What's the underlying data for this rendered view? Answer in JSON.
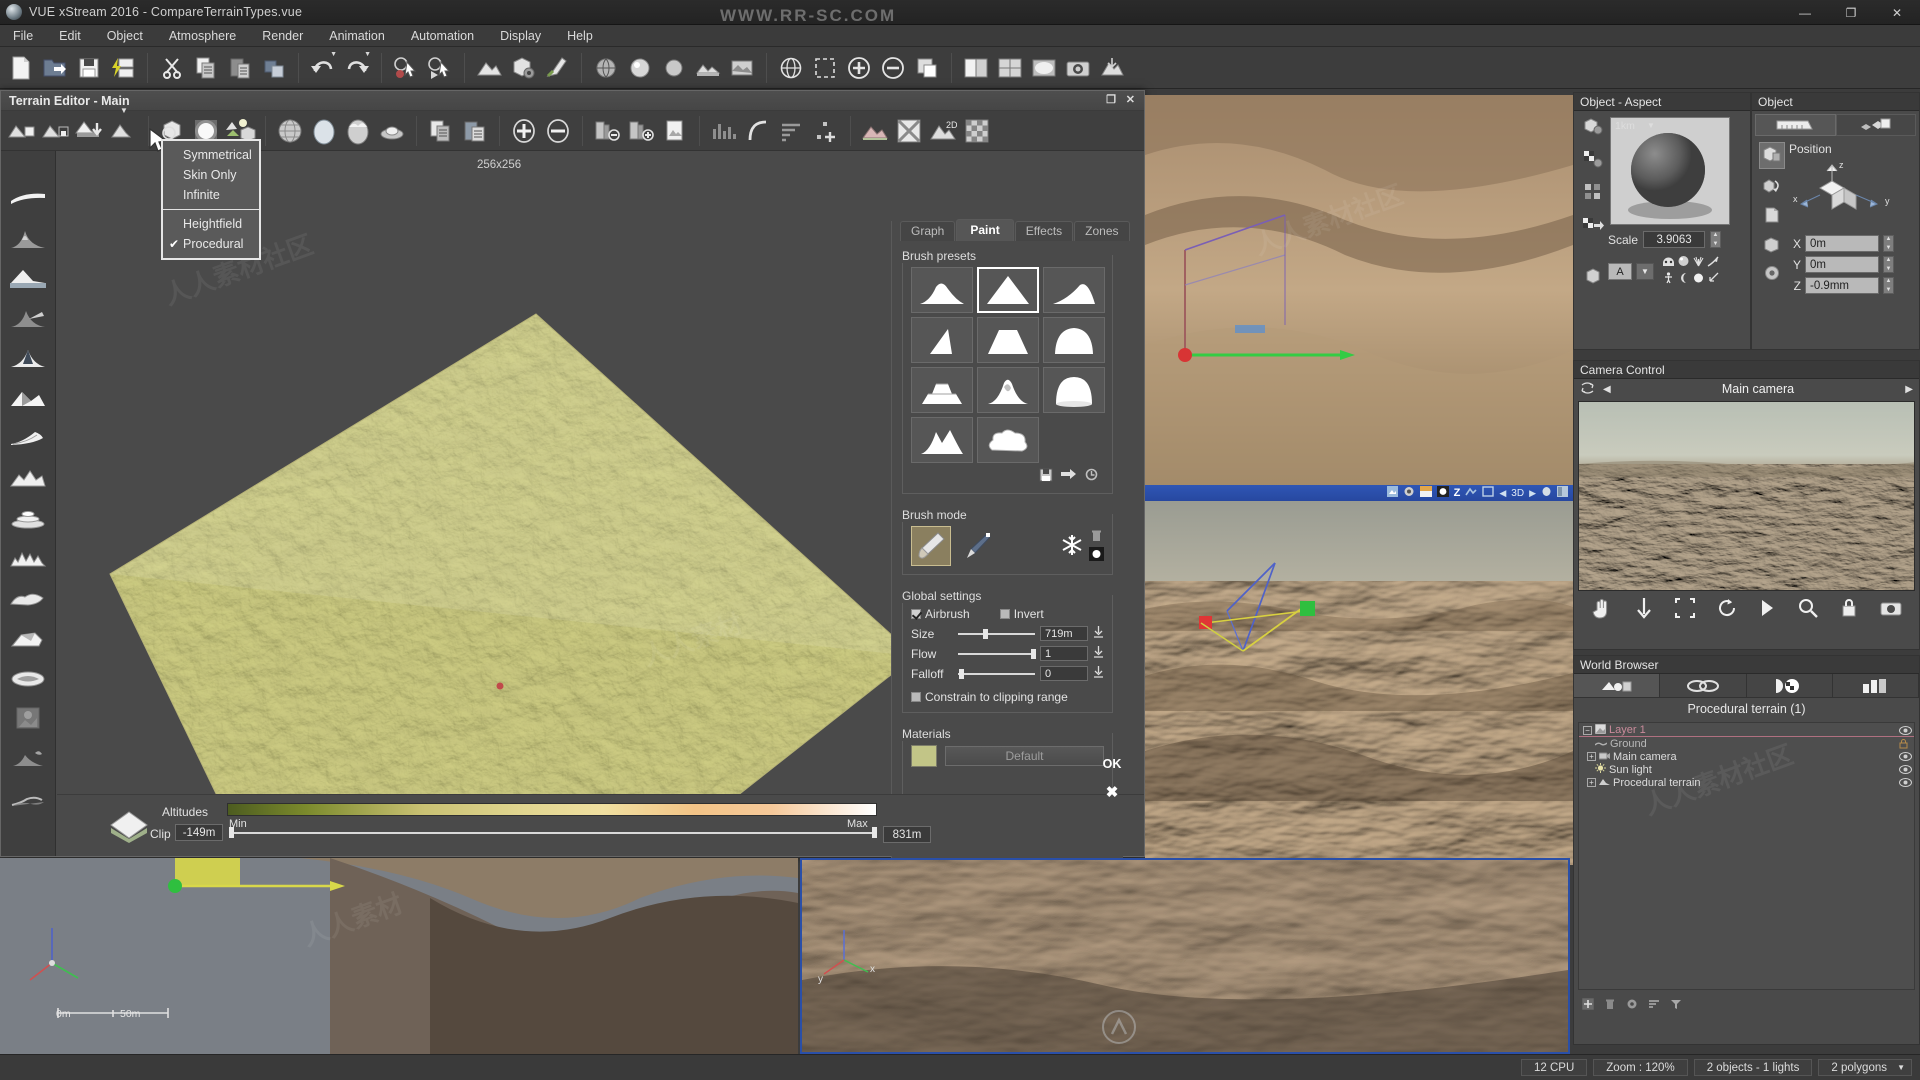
{
  "window": {
    "title": "VUE xStream 2016 - CompareTerrainTypes.vue",
    "minimize": "—",
    "maximize": "❐",
    "close": "✕",
    "watermark_top": "WWW.RR-SC.COM"
  },
  "menu": {
    "items": [
      "File",
      "Edit",
      "Object",
      "Atmosphere",
      "Render",
      "Animation",
      "Automation",
      "Display",
      "Help"
    ]
  },
  "toolbar": {
    "groups": [
      [
        "new-file-icon",
        "open-file-icon",
        "save-file-icon",
        "quick-render-icon"
      ],
      [
        "cut-icon",
        "copy-icon",
        "paste-icon",
        "duplicate-icon"
      ],
      [
        "undo-icon",
        "redo-icon"
      ],
      [
        "select-mode-icon",
        "play-select-icon"
      ],
      [
        "terrain-icon",
        "object-properties-icon",
        "material-editor-icon"
      ],
      [
        "function-editor-icon",
        "ecosystem-icon",
        "light-icon",
        "camera-icon",
        "atmosphere-icon"
      ],
      [
        "globe-icon",
        "zoom-in-icon",
        "zoom-out-icon",
        "fit-view-icon"
      ],
      [
        "layout-icon",
        "grid-icon",
        "render-icon",
        "snapshot-icon",
        "export-icon"
      ]
    ]
  },
  "terrain_editor": {
    "title": "Terrain Editor - Main",
    "resolution": "256x256",
    "window_buttons": {
      "restore": "❐",
      "close": "✕"
    },
    "toolbar_icons": [
      "load-terrain-icon",
      "save-terrain-icon",
      "export-terrain-icon",
      "terrain-type-icon",
      "primitive-icon",
      "light-preview-icon",
      "ecosystem-icon",
      "spherical-icon",
      "ellipsoid-icon",
      "egg-icon",
      "lens-icon",
      "copy-icon",
      "paste-icon",
      "add-icon",
      "subtract-icon",
      "resolution-down-icon",
      "resolution-up-icon",
      "new-layer-icon",
      "histogram-icon",
      "curve-icon",
      "sort-icon",
      "add-point-icon",
      "smooth-icon",
      "full-screen-icon",
      "2d-view-icon",
      "fx-icon"
    ],
    "left_rail_icons": [
      "flat-terrain-icon",
      "mountain-icon",
      "plateau-icon",
      "hill-icon",
      "peak-icon",
      "ridge-icon",
      "dune-icon",
      "rocky-icon",
      "terraced-icon",
      "craggy-icon",
      "eroded-icon",
      "cliff-icon",
      "canyon-icon",
      "heightmap-icon",
      "volcano-icon",
      "river-icon"
    ],
    "type_dropdown": {
      "items": [
        {
          "label": "Symmetrical",
          "underline": "S",
          "checked": false
        },
        {
          "label": "Skin Only",
          "underline": "k",
          "checked": false
        },
        {
          "label": "Infinite",
          "underline": "I",
          "checked": false
        },
        {
          "separator": true
        },
        {
          "label": "Heightfield",
          "underline": "H",
          "checked": false
        },
        {
          "label": "Procedural",
          "underline": "P",
          "checked": true
        }
      ],
      "check_glyph": "✔"
    },
    "tabs": [
      {
        "label": "Graph",
        "active": false
      },
      {
        "label": "Paint",
        "active": true
      },
      {
        "label": "Effects",
        "active": false
      },
      {
        "label": "Zones",
        "active": false
      }
    ],
    "brush_presets": {
      "label": "Brush presets",
      "items": [
        {
          "name": "bumpy-brush",
          "selected": false
        },
        {
          "name": "pointed-peak-brush",
          "selected": true
        },
        {
          "name": "slope-brush",
          "selected": false
        },
        {
          "name": "cone-brush",
          "selected": false
        },
        {
          "name": "plateau-brush",
          "selected": false
        },
        {
          "name": "dome-brush",
          "selected": false
        },
        {
          "name": "terraced-brush",
          "selected": false
        },
        {
          "name": "spiky-brush",
          "selected": false
        },
        {
          "name": "rounded-dome-brush",
          "selected": false
        },
        {
          "name": "ridge-brush",
          "selected": false
        },
        {
          "name": "cloud-brush",
          "selected": false
        }
      ],
      "action_icons": [
        "save-preset-icon",
        "apply-preset-icon",
        "reset-preset-icon"
      ]
    },
    "brush_mode": {
      "label": "Brush mode",
      "modes": [
        {
          "name": "paint-brush-icon",
          "selected": true
        },
        {
          "name": "fine-brush-icon",
          "selected": false
        }
      ],
      "extra_icons": [
        "freeze-icon",
        "delete-icon",
        "dot-icon"
      ]
    },
    "global_settings": {
      "label": "Global settings",
      "airbrush": {
        "label": "Airbrush",
        "checked": true
      },
      "invert": {
        "label": "Invert",
        "checked": false
      },
      "size": {
        "label": "Size",
        "value": "719m",
        "fraction": 0.33
      },
      "flow": {
        "label": "Flow",
        "value": "1",
        "fraction": 0.95
      },
      "falloff": {
        "label": "Falloff",
        "value": "0",
        "fraction": 0.02
      },
      "constrain": {
        "label": "Constrain to clipping range",
        "checked": false
      }
    },
    "materials": {
      "label": "Materials",
      "swatch_color": "#c2c587",
      "current": "Default",
      "action_icons": [
        "save-material-icon",
        "edit-material-icon",
        "delete-material-icon"
      ]
    },
    "altitudes": {
      "label": "Altitudes",
      "clip_label": "Clip",
      "clip_value": "-149m",
      "min_label": "Min",
      "max_label": "Max",
      "max_value": "831m"
    },
    "ok_label": "OK",
    "cancel_label": "✖"
  },
  "object_aspect": {
    "title": "Object - Aspect",
    "preview_size": "1km",
    "scale": {
      "label": "Scale",
      "value": "3.9063"
    },
    "mapping_mode": "A",
    "side_icons": [
      "object-material-icon",
      "checker-material-icon",
      "multi-material-icon",
      "material-export-icon",
      "bounding-box-icon"
    ],
    "aspect_icons": [
      "face-icon",
      "sphere-icon",
      "grass-icon",
      "branch-icon",
      "person-icon",
      "moon-icon",
      "ball-icon",
      "pointer-icon"
    ]
  },
  "object_panel": {
    "title": "Object",
    "tabs": [
      "measure-tab",
      "transform-tab"
    ],
    "side_icons": [
      "position-icon",
      "rotate-icon",
      "book-icon",
      "scale-icon",
      "gear-icon"
    ],
    "position": {
      "label": "Position",
      "axis_labels": {
        "x": "X",
        "y": "Y",
        "z": "Z"
      },
      "x": "0m",
      "y": "0m",
      "z": "-0.9mm"
    }
  },
  "camera_control": {
    "title": "Camera Control",
    "camera_name": "Main camera",
    "prev_arrow": "◀",
    "next_arrow": "▶",
    "tool_icons": [
      "hand-icon",
      "move-down-icon",
      "select-region-icon",
      "orbit-icon",
      "play-icon",
      "zoom-icon",
      "lock-icon",
      "camera-icon"
    ]
  },
  "world_browser": {
    "title": "World Browser",
    "tabs": [
      "objects-tab",
      "links-tab",
      "materials-tab",
      "layers-tab"
    ],
    "header": "Procedural terrain (1)",
    "rows": [
      {
        "label": "Layer 1",
        "indent": 0,
        "type": "layer",
        "expander": "−",
        "icon": "layer-icon",
        "eye": "eye-icon"
      },
      {
        "label": "Ground",
        "indent": 1,
        "type": "item",
        "expander": "",
        "icon": "ground-icon",
        "eye": "lock-icon"
      },
      {
        "label": "Main camera",
        "indent": 1,
        "type": "item",
        "expander": "+",
        "icon": "camera-icon",
        "eye": "eye-icon"
      },
      {
        "label": "Sun light",
        "indent": 1,
        "type": "item",
        "expander": "",
        "icon": "sun-icon",
        "eye": "eye-icon"
      },
      {
        "label": "Procedural terrain",
        "indent": 1,
        "type": "item",
        "expander": "+",
        "icon": "terrain-icon",
        "eye": "eye-icon"
      }
    ],
    "footer_icons": [
      "add-icon",
      "delete-icon",
      "settings-icon",
      "sort-icon",
      "filter-icon"
    ]
  },
  "viewports": {
    "top_left": {
      "name": "top-view",
      "active": false
    },
    "main": {
      "name": "main-camera-view",
      "active": true,
      "toolbar_icons": [
        "display-mode-icon",
        "camera-icon",
        "gradient-icon",
        "ball-icon",
        "z-axis-icon",
        "wire-icon",
        "render-icon",
        "left-arrow-icon",
        "3d-label",
        "right-arrow-icon",
        "light-icon",
        "layout-icon"
      ],
      "z_label": "Z",
      "display_value": "3D"
    },
    "bottom_left": {
      "name": "front-view",
      "active": false,
      "scale_0": "0m",
      "scale_50": "50m"
    },
    "bottom_right": {
      "name": "side-view",
      "active": false
    }
  },
  "status_bar": {
    "cpu": "12 CPU",
    "zoom": "Zoom : 120%",
    "objects": "2 objects - 1 lights",
    "polygons": "2 polygons",
    "dropdown_arrow": "▼"
  },
  "watermarks": [
    "人人素材社区",
    "人人素材",
    "人人素材社区"
  ]
}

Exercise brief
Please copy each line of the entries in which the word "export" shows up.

Exercise solution
        "export-icon"
      "export-terrain-icon",
      "material-export-icon",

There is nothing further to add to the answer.